One of the things I'm digging about VS2010 is its extensibility model. I'm collecting add-ins in VS like I collect Add-Ins in FireFox. Here's my current of the best Visual Studio 2010 Extensions I'm using.
I've blogged before about the Visual Studio Color Theme Editor. It's great and lets you make VS look like whatever OS you want. Some crazy people try to make Visual Studio 2010 look like Visual Studio 2008! ;)
This crazy add-in adds 25 additional commands to Visual Studio! It's a collection of really convenient little improvements like Open Containing Folder and Open Command Prompt. But it's also subtle things like Undo Close that will reopen the most recent tab with the cursor just where it was. There's a lot of Copy/Paste improvements, letting you copy and paste a whole class, or copy and paste references between projects. It even adds "Format Document on Save" that will tidy up your whitespace every time you save your document. Lovely.
Where PowerCommands adds lots of little commands in subtle ways, Pro Power Tools changes UI things in much bigger ways.

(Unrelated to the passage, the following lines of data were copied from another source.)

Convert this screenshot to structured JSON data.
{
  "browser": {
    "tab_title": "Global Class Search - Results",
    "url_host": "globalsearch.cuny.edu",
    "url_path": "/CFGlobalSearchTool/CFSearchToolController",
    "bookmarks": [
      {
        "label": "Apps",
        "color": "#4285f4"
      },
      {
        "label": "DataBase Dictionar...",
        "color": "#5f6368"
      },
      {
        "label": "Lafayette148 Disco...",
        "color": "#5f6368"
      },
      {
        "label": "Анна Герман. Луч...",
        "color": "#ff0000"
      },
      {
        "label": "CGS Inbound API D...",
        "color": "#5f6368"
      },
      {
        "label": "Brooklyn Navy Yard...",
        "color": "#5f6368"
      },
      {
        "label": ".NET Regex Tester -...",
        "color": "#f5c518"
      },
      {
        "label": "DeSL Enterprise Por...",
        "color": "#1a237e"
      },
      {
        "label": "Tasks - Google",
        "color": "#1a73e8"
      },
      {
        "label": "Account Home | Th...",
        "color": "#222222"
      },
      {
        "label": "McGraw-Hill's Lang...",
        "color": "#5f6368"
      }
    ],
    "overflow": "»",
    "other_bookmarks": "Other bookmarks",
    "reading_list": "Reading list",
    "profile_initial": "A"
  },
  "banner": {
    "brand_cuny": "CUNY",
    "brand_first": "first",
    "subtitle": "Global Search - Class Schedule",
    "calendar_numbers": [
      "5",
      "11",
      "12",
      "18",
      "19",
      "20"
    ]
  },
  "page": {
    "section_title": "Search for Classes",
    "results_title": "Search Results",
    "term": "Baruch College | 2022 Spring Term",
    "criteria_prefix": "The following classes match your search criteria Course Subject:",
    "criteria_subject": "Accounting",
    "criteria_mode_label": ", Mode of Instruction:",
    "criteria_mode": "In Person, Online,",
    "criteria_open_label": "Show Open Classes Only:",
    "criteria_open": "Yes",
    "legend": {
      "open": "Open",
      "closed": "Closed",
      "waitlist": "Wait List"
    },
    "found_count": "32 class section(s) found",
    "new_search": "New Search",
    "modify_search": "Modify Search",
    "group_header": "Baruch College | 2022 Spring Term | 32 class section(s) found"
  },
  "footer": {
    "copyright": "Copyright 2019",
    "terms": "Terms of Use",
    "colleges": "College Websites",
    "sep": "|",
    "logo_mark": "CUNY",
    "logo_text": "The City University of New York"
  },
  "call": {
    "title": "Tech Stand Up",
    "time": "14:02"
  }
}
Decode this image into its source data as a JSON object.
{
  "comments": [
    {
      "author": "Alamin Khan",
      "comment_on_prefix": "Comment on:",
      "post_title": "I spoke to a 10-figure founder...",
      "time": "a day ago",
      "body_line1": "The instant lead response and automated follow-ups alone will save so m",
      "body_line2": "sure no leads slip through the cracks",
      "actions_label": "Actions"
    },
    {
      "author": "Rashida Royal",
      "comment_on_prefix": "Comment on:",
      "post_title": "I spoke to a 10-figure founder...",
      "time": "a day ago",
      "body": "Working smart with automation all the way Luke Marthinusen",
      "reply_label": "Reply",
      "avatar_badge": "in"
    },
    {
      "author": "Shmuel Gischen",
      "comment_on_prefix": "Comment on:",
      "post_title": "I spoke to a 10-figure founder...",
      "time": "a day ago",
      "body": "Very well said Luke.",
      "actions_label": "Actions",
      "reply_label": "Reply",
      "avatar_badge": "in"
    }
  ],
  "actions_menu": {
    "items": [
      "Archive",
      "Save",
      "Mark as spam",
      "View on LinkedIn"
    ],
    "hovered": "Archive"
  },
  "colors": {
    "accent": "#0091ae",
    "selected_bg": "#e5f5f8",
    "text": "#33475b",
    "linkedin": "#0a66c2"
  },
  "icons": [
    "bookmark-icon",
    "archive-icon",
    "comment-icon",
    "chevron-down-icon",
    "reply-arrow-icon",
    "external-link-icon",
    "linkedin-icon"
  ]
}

Two of the big changes are the "Document Well" that changes how tabs behave. It'll color tabs based on what project they came from, which is nice for large solutions. It also introduces optional tab recycling that will close old tabs as you open new ones. If you prefer a pile of tabs, you can get multiple rows or columns of tabs.
You can also Highlight Current Line, nice for large monitors. It adds HTML Copy that puts code in the clipboard as in the HTML format if if you like, but most of all, it adds a new Searchable Add Reference Dialog. Magic.
I'm a fan of BeyondCompare from Scooter Software, but I like integrated stuff as well. CodeCompare is a free Diff tool that runs inside VS itself. It's nice because it's using the VS editor so it has the features you're used to like Ctrl-Scroll to change the font sizes. I wish the two panes changed sizes in sync though, and I've seen one or two crashes. Still, an excellent free compare tool, and I like that I can drag the second file in.
T4 (Text Template Transformation Toolkit) Code Generation is Visual Studio's best kept secret. It's built in and it's yummy. However, there's no syntax highlighting and opening .tt files in Visual Studio directly is a smidge scary, as it's hard to tell what's code generating code and what's the code you're generating. With the free tangibile T4 editor you get coloring and Intellisense.
What are your favorites, Dear Reader?
Scott Hanselman is a former professor, former Chief Architect in finance, now speaker, consultant, father, diabetic, and Microsoft employee. I am a failed stand-up comic, a cornrower, and a book author.
Disclaimer: The opinions expressed herein are my own personal opinions and do not represent my employer's view in any way.